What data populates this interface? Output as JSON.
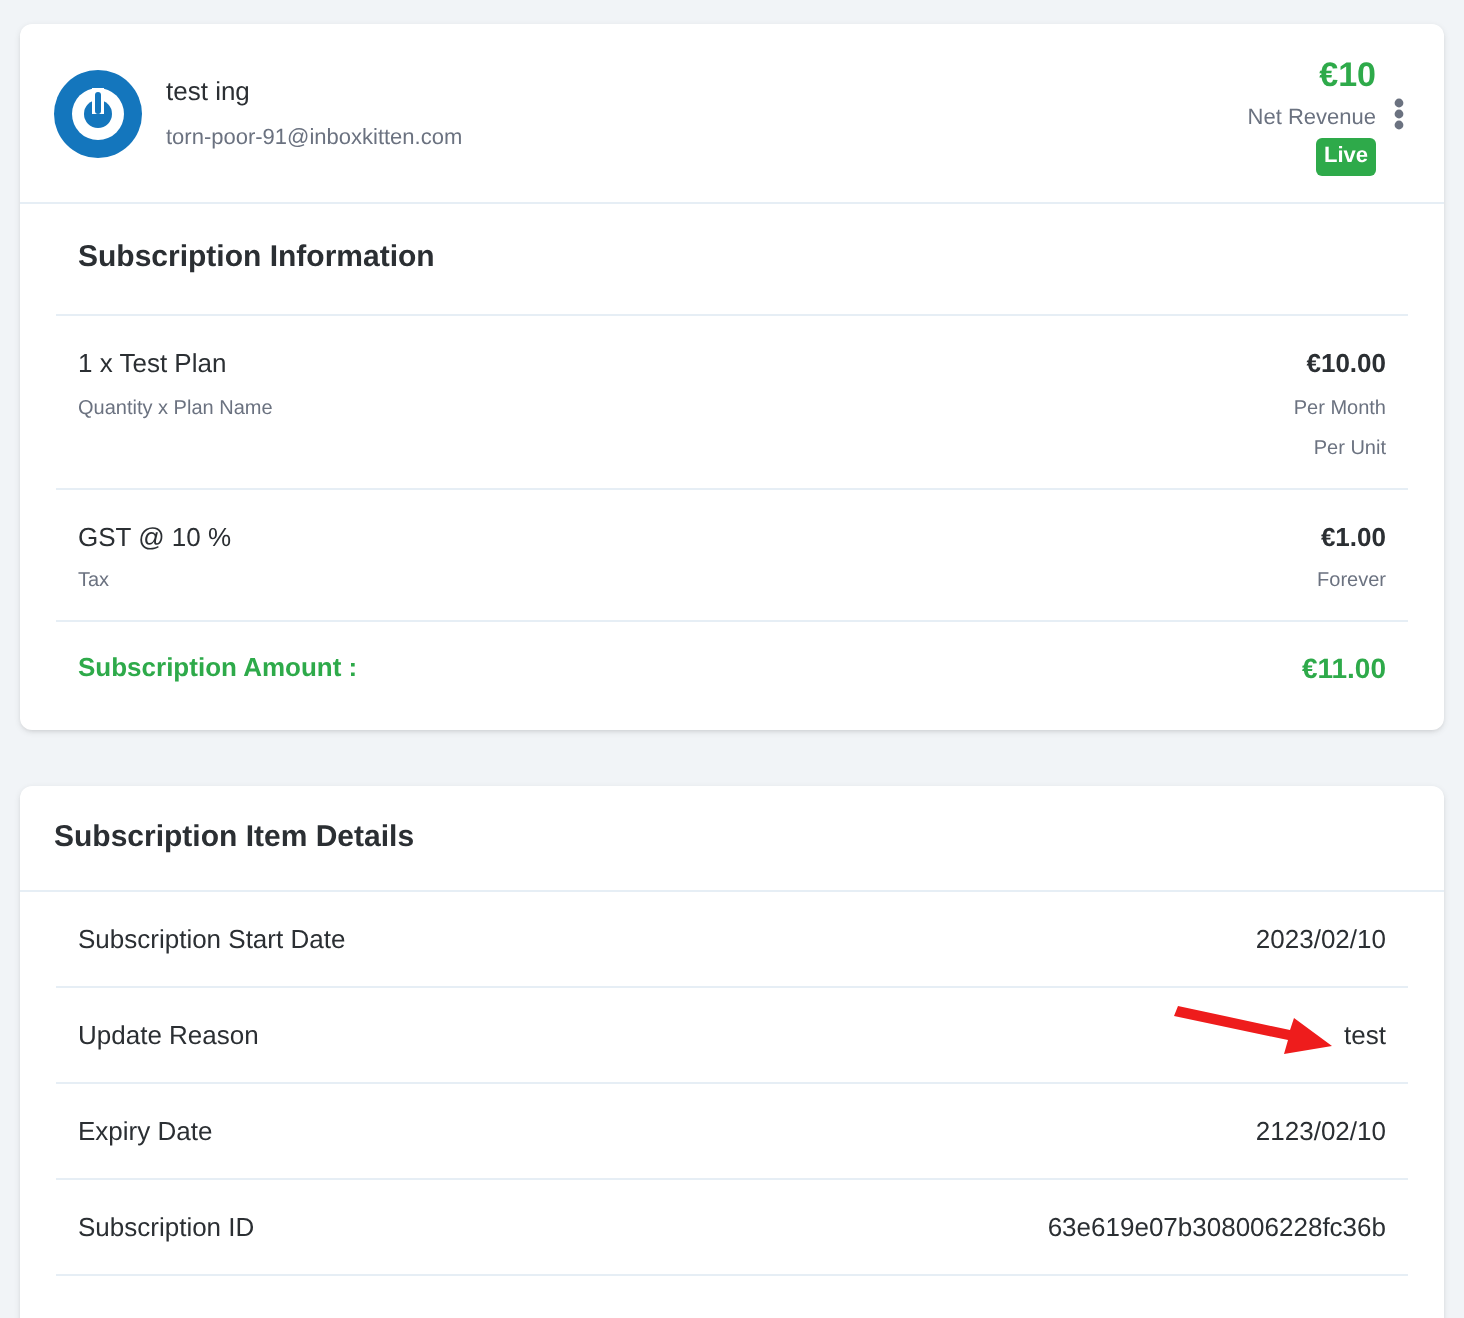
{
  "customer": {
    "name": "test ing",
    "email": "torn-poor-91@inboxkitten.com",
    "revenue": "€10",
    "revenue_label": "Net Revenue",
    "status": "Live"
  },
  "subscription_information": {
    "title": "Subscription Information",
    "lines": [
      {
        "title": "1 x Test Plan",
        "subtitle": "Quantity x Plan Name",
        "amount": "€10.00",
        "notes": [
          "Per Month",
          "Per Unit"
        ]
      },
      {
        "title": "GST @ 10 %",
        "subtitle": "Tax",
        "amount": "€1.00",
        "notes": [
          "Forever"
        ]
      }
    ],
    "total_label": "Subscription Amount :",
    "total_value": "€11.00"
  },
  "subscription_item_details": {
    "title": "Subscription Item Details",
    "rows": [
      {
        "label": "Subscription Start Date",
        "value": "2023/02/10"
      },
      {
        "label": "Update Reason",
        "value": "test"
      },
      {
        "label": "Expiry Date",
        "value": "2123/02/10"
      },
      {
        "label": "Subscription ID",
        "value": "63e619e07b308006228fc36b"
      }
    ]
  }
}
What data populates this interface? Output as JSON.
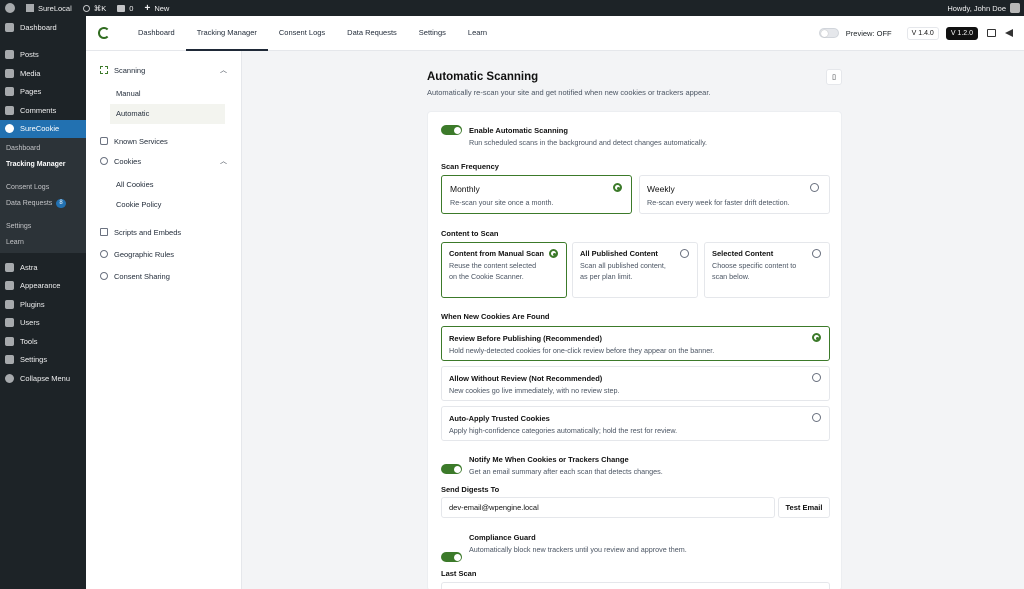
{
  "admin_bar": {
    "site_name": "SureLocal",
    "shortcut": "⌘K",
    "comments_count": "0",
    "new_label": "New",
    "greeting": "Howdy, John Doe"
  },
  "wp_menu": {
    "dashboard": "Dashboard",
    "posts": "Posts",
    "media": "Media",
    "pages": "Pages",
    "comments": "Comments",
    "surecookie": "SureCookie",
    "sub": {
      "dashboard": "Dashboard",
      "tracking_manager": "Tracking Manager",
      "consent_logs": "Consent Logs",
      "data_requests": "Data Requests",
      "data_requests_badge": "8",
      "settings": "Settings",
      "learn": "Learn"
    },
    "astra": "Astra",
    "appearance": "Appearance",
    "plugins": "Plugins",
    "users": "Users",
    "tools": "Tools",
    "settings": "Settings",
    "collapse": "Collapse Menu"
  },
  "top_nav": {
    "tabs": [
      "Dashboard",
      "Tracking Manager",
      "Consent Logs",
      "Data Requests",
      "Settings",
      "Learn"
    ],
    "active_tab": "Tracking Manager",
    "preview_label": "Preview: OFF",
    "version_1": "V 1.4.0",
    "version_2": "V 1.2.0"
  },
  "plugin_menu": {
    "scanning": "Scanning",
    "manual": "Manual",
    "automatic": "Automatic",
    "known_services": "Known Services",
    "cookies": "Cookies",
    "all_cookies": "All Cookies",
    "cookie_policy": "Cookie Policy",
    "scripts_embeds": "Scripts and Embeds",
    "geographic_rules": "Geographic Rules",
    "consent_sharing": "Consent Sharing"
  },
  "page": {
    "title": "Automatic Scanning",
    "subtitle": "Automatically re-scan your site and get notified when new cookies or trackers appear.",
    "enable": {
      "label": "Enable Automatic Scanning",
      "desc": "Run scheduled scans in the background and detect changes automatically.",
      "on": true
    },
    "frequency": {
      "label": "Scan Frequency",
      "options": [
        {
          "title": "Monthly",
          "desc": "Re-scan your site once a month.",
          "selected": true
        },
        {
          "title": "Weekly",
          "desc": "Re-scan every week for faster drift detection.",
          "selected": false
        }
      ]
    },
    "content": {
      "label": "Content to Scan",
      "options": [
        {
          "title": "Content from Manual Scan",
          "desc": "Reuse the content selected on the Cookie Scanner.",
          "selected": true
        },
        {
          "title": "All Published Content",
          "desc": "Scan all published content, as per plan limit.",
          "selected": false
        },
        {
          "title": "Selected Content",
          "desc": "Choose specific content to scan below.",
          "selected": false
        }
      ]
    },
    "new_cookies": {
      "label": "When New Cookies Are Found",
      "options": [
        {
          "title": "Review Before Publishing (Recommended)",
          "desc": "Hold newly-detected cookies for one-click review before they appear on the banner.",
          "selected": true
        },
        {
          "title": "Allow Without Review (Not Recommended)",
          "desc": "New cookies go live immediately, with no review step.",
          "selected": false
        },
        {
          "title": "Auto-Apply Trusted Cookies",
          "desc": "Apply high-confidence categories automatically; hold the rest for review.",
          "selected": false
        }
      ]
    },
    "notify": {
      "label": "Notify Me When Cookies or Trackers Change",
      "desc": "Get an email summary after each scan that detects changes.",
      "on": true
    },
    "digest": {
      "label": "Send Digests To",
      "email": "dev-email@wpengine.local",
      "test_button": "Test Email"
    },
    "guard": {
      "label": "Compliance Guard",
      "desc": "Automatically block new trackers until you review and approve them.",
      "on": true
    },
    "last_scan_label": "Last Scan"
  },
  "colors": {
    "accent": "#3c7a2a",
    "wp_admin_bg": "#1d2327",
    "wp_active": "#2271b1"
  }
}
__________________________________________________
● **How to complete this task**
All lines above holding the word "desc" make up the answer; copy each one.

● **Your solution**
      "desc": "Run scheduled scans in the background and detect changes automatically.",
          "desc": "Re-scan your site once a month.",
          "desc": "Re-scan every week for faster drift detection.",
          "desc": "Reuse the content selected on the Cookie Scanner.",
          "desc": "Scan all published content, as per plan limit.",
          "desc": "Choose specific content to scan below.",
          "desc": "Hold newly-detected cookies for one-click review before they appear on the banner.",
          "desc": "New cookies go live immediately, with no review step.",
          "desc": "Apply high-confidence categories automatically; hold the rest for review.",
      "desc": "Get an email summary after each scan that detects changes.",
      "desc": "Automatically block new trackers until you review and approve them.",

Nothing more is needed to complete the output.